Animal Nutrition Focus of Research Seminar

The Fats and Proteins Research Foundation (FPRF), the research arm of the rendering industry, held its Emerging Issues Seminar in conjunction with the National Renderers Association spring meeting in Cincinnati, OH. The only topic of discussion: animal nutrition.

Dr. Jeff Firman, University of Missouri, emphasized that quality and price are the two most important issues to feed formulators. He said nutritionists need to be trained in computer formulations for proper feed ingredient use, and that increasing the number of ingredients increases the number of possible solutions thus reducing cost. Firman noted that animal fats are generally well thought of among nutritionists in the United States and internationally, with overseas markets increasing their usage of fat. He encouraged renderers to emphasize replacement of fish meal in international markets.

Dr. Eric van Heugten, North Carolina State University, presented the pork industry’s perspective on the use of rendered products in swine diets. Swine producers said cost is the number one driver why a commodity is used in diets, followed by the consistency of the ingredient supply. Many swine producers are using poultry meal in swine diets but worry about contamination, specifically Salmonella, once the meal leaves the plant. Heugten said animal proteins are a good source of phosphorous but have competition from distillers dried grains with solubles (DDGS) and phytase. He urged the industry to ensure rendered products are included in nutrition guides such as the newly released National Swine Nutrition Guide, available at, or the National Research Council’s (NRC’s) Nutrient Requirements of Swine, which is currently going through an update.

Dr. Layi Adeola, Purdue University, focused on using meat and bone meal in swine and poultry diets, reiterating that pricing drives the use of a commodity. He commented that the U.S. Pork Center of Excellence used metabolizable energy information from studies funded by FPRF for the National Swine Nutrition Guide and he believes those same studies will be used by the NRC for its updated swine nutrient requirements.
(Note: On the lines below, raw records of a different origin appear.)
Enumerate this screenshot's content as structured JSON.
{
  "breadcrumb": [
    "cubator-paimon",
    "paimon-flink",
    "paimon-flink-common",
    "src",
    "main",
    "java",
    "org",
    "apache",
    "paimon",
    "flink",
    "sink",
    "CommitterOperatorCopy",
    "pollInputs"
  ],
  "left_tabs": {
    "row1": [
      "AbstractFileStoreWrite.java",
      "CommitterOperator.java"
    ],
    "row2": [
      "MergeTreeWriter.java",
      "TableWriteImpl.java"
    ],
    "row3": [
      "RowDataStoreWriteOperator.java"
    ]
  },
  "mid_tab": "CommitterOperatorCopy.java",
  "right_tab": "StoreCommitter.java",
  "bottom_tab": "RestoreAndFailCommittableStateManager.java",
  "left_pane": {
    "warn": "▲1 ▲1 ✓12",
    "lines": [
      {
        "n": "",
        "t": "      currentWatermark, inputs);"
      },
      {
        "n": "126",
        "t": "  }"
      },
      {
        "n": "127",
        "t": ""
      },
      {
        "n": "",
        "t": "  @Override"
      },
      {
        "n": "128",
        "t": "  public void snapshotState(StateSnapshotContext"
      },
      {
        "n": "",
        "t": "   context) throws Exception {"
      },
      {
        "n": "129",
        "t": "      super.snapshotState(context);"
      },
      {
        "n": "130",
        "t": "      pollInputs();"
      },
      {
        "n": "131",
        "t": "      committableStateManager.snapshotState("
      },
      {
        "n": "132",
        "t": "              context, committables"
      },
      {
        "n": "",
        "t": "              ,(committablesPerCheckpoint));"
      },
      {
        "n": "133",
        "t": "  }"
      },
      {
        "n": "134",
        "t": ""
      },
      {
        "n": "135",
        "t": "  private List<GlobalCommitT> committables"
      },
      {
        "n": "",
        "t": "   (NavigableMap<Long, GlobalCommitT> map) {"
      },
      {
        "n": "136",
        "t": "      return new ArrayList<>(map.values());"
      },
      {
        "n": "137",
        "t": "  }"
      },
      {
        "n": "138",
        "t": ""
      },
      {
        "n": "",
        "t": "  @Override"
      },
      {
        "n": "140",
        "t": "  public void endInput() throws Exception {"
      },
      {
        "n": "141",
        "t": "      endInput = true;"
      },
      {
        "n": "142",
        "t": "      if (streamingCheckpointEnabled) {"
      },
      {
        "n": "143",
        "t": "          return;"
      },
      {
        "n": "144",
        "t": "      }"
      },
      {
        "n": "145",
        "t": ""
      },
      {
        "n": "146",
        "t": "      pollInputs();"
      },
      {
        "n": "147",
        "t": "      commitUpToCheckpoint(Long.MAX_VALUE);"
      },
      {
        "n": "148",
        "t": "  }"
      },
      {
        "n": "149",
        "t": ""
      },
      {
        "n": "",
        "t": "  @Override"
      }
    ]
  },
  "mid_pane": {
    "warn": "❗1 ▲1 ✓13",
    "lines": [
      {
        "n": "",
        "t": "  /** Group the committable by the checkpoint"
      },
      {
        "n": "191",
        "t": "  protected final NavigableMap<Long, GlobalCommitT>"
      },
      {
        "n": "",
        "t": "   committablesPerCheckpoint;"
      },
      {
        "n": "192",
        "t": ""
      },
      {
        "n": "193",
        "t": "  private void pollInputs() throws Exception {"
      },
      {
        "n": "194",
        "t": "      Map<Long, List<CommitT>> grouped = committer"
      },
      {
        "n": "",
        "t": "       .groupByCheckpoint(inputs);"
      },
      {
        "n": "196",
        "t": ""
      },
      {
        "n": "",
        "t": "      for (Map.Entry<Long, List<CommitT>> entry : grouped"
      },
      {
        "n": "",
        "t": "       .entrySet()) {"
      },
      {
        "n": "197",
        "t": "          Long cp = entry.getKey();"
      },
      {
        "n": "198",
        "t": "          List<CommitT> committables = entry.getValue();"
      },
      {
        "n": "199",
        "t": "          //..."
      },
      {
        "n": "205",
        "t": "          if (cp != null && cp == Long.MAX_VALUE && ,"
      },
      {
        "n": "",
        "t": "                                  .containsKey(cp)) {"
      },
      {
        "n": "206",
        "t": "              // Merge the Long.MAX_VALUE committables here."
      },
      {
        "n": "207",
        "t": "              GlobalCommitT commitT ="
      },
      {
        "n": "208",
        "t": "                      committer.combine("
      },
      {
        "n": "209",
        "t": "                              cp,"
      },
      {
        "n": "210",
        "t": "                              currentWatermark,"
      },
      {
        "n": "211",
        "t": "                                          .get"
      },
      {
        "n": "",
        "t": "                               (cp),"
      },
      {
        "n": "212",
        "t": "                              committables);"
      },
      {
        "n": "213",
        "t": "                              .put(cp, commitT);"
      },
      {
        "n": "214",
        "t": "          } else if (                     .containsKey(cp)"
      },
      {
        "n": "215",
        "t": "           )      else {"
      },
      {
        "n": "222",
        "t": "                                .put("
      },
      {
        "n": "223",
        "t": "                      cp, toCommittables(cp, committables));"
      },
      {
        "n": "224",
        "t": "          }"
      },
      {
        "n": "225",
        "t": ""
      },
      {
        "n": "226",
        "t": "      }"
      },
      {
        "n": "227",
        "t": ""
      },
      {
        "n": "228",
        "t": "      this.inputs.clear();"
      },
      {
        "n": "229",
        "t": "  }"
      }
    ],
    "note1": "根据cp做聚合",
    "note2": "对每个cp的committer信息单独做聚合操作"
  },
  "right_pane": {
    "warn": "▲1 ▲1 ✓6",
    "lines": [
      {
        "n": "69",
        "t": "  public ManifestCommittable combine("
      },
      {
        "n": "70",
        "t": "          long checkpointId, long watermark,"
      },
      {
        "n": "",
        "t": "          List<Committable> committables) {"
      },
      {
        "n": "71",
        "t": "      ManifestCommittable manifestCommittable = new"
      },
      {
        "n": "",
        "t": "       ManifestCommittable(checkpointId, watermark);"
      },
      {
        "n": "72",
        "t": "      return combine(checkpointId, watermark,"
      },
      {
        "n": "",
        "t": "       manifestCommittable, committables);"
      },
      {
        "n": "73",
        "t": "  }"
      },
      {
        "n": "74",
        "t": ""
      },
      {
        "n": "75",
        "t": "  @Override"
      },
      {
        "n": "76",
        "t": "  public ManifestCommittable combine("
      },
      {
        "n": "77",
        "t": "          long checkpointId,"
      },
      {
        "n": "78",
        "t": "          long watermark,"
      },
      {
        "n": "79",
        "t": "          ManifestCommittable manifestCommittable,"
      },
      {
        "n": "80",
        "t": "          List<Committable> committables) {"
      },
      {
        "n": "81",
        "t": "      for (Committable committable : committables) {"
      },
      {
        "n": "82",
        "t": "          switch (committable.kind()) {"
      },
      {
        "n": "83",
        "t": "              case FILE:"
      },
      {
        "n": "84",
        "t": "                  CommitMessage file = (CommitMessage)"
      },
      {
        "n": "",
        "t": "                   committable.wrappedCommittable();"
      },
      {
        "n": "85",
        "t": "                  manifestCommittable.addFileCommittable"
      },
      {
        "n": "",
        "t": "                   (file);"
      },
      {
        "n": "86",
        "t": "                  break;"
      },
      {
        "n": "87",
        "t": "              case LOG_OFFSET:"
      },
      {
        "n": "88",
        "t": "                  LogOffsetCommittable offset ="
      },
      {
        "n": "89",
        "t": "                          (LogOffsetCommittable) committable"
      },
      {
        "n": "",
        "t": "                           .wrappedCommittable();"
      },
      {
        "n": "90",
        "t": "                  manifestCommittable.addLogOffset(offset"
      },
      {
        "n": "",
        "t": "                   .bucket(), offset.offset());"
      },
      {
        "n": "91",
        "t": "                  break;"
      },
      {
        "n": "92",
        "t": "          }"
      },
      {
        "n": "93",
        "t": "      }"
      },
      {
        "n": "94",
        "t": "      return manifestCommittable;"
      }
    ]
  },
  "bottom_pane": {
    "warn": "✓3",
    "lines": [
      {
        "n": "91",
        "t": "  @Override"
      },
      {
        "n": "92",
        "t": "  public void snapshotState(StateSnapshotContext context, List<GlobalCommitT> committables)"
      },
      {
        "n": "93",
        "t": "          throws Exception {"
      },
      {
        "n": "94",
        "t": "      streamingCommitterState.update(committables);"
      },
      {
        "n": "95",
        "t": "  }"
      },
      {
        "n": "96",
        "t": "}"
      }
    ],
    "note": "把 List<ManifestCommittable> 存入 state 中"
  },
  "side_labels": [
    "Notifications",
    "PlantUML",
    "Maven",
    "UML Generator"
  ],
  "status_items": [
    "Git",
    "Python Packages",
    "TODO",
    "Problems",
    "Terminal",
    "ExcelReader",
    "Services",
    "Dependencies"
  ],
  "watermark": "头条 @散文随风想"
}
Adeola advised foundation members to revisit the value of meat and bone meal in broiler chicken diets since the current information is outdated.

Dr. Brian Kerr, U.S. Department of Agriculture, Agricultural Research Service, restated meat and bone meal’s competitiveness with DDGS and phytase, and told renderers to examine how good their lab is as results can vary.

Dr. Hans Stein, University of Illinois, wrapped up the nutrition seminar with ways to increase the use of animal proteins and fats in swine diets. He highlighted the data needed for feed formulators, which includes a clear definition of the ingredient, the concentration and digestibility of the nutrients and energy, and the limitations to inclusion rats for performance.

Stein said an excellent way of making this data available is through publications such as the NRC’s swine nutrient requirement guide. To be included in NRC’s updated guide, data must be available by February 1, 2011, with the new guide being published by the end of 2011.

Stein encouraged the foundation and rendering industry to create a “buzz” about using rendered proteins in animal diets by issuing press releases when new research data is available.

June 2010 RENDER | back